▶ _Work request_
The data must be copied over exactly and in full.

[Stored data]
......
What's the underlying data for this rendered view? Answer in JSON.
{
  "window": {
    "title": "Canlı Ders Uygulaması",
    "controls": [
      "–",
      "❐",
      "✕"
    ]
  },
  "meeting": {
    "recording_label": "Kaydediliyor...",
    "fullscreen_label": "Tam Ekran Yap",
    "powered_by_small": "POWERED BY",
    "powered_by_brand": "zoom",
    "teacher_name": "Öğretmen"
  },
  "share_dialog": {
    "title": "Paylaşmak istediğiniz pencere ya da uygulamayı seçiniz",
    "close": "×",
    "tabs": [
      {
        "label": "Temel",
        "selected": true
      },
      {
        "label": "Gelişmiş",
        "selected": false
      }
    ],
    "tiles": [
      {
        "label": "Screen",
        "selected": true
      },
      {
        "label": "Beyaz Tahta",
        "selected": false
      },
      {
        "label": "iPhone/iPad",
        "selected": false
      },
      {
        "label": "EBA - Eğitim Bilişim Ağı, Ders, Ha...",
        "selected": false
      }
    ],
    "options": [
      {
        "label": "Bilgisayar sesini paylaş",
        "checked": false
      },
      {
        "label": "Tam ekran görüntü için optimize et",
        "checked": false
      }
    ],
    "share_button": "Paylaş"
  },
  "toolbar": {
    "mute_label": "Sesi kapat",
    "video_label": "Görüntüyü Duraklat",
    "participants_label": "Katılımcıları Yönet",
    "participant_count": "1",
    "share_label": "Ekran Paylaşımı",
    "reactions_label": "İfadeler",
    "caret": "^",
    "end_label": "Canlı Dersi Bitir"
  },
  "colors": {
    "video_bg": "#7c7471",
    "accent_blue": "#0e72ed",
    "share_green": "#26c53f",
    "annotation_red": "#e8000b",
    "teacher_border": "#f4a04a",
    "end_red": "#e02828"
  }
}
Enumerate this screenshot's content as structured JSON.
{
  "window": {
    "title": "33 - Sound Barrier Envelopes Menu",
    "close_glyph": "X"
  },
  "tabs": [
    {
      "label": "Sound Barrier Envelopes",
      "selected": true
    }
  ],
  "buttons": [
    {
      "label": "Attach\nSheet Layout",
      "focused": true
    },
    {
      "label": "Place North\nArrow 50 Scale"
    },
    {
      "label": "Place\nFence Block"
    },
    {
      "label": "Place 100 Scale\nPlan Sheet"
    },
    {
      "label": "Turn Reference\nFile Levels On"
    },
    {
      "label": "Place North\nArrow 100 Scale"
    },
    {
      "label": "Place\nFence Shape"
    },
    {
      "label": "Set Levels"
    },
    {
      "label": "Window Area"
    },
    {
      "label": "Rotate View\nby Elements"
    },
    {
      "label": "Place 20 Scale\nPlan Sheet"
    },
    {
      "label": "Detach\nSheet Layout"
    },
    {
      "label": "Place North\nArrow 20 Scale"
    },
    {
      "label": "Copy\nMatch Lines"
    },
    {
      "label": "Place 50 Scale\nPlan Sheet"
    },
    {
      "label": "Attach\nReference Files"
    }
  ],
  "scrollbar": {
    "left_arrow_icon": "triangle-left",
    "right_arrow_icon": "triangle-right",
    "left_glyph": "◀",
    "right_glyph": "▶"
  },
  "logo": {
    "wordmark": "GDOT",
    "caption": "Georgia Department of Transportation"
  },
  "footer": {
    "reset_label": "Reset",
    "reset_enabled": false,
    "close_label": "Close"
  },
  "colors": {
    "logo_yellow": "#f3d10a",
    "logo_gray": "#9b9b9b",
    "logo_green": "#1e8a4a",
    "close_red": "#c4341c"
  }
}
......
▶ _Task solution_
What's the underlying data for this rendered view? Answer in JSON.
{
  "window": {
    "title": "Canlı Ders Uygulaması",
    "controls": [
      "–",
      "❐",
      "✕"
    ]
  },
  "meeting": {
    "recording_label": "Kaydediliyor...",
    "fullscreen_label": "Tam Ekran Yap",
    "powered_by_small": "POWERED BY",
    "powered_by_brand": "zoom",
    "teacher_name": "Öğretmen"
  },
  "share_dialog": {
    "title": "Paylaşmak istediğiniz pencere ya da uygulamayı seçiniz",
    "close": "×",
    "tabs": [
      {
        "label": "Temel",
        "selected": true
      },
      {
        "label": "Gelişmiş",
        "selected": false
      }
    ],
    "tiles": [
      {
        "label": "Screen",
        "selected": true
      },
      {
        "label": "Beyaz Tahta",
        "selected": false
      },
      {
        "label": "iPhone/iPad",
        "selected": false
      },
      {
        "label": "EBA - Eğitim Bilişim Ağı, Ders, Ha...",
        "selected": false
      }
    ],
    "options": [
      {
        "label": "Bilgisayar sesini paylaş",
        "checked": false
      },
      {
        "label": "Tam ekran görüntü için optimize et",
        "checked": false
      }
    ],
    "share_button": "Paylaş"
  },
  "toolbar": {
    "mute_label": "Sesi kapat",
    "video_label": "Görüntüyü Duraklat",
    "participants_label": "Katılımcıları Yönet",
    "participant_count": "1",
    "share_label": "Ekran Paylaşımı",
    "reactions_label": "İfadeler",
    "caret": "^",
    "end_label": "Canlı Dersi Bitir"
  },
  "colors": {
    "video_bg": "#7c7471",
    "accent_blue": "#0e72ed",
    "share_green": "#26c53f",
    "annotation_red": "#e8000b",
    "teacher_border": "#f4a04a",
    "end_red": "#e02828"
  }
}
Enumerate this screenshot's content as structured JSON.
{
  "window": {
    "title": "33 - Sound Barrier Envelopes Menu",
    "close_glyph": "X"
  },
  "tabs": [
    {
      "label": "Sound Barrier Envelopes",
      "selected": true
    }
  ],
  "buttons": [
    {
      "label": "Attach\nSheet Layout",
      "focused": true
    },
    {
      "label": "Place North\nArrow 50 Scale"
    },
    {
      "label": "Place\nFence Block"
    },
    {
      "label": "Place 100 Scale\nPlan Sheet"
    },
    {
      "label": "Turn Reference\nFile Levels On"
    },
    {
      "label": "Place North\nArrow 100 Scale"
    },
    {
      "label": "Place\nFence Shape"
    },
    {
      "label": "Set Levels"
    },
    {
      "label": "Window Area"
    },
    {
      "label": "Rotate View\nby Elements"
    },
    {
      "label": "Place 20 Scale\nPlan Sheet"
    },
    {
      "label": "Detach\nSheet Layout"
    },
    {
      "label": "Place North\nArrow 20 Scale"
    },
    {
      "label": "Copy\nMatch Lines"
    },
    {
      "label": "Place 50 Scale\nPlan Sheet"
    },
    {
      "label": "Attach\nReference Files"
    }
  ],
  "scrollbar": {
    "left_arrow_icon": "triangle-left",
    "right_arrow_icon": "triangle-right",
    "left_glyph": "◀",
    "right_glyph": "▶"
  },
  "logo": {
    "wordmark": "GDOT",
    "caption": "Georgia Department of Transportation"
  },
  "footer": {
    "reset_label": "Reset",
    "reset_enabled": false,
    "close_label": "Close"
  },
  "colors": {
    "logo_yellow": "#f3d10a",
    "logo_gray": "#9b9b9b",
    "logo_green": "#1e8a4a",
    "close_red": "#c4341c"
  }
}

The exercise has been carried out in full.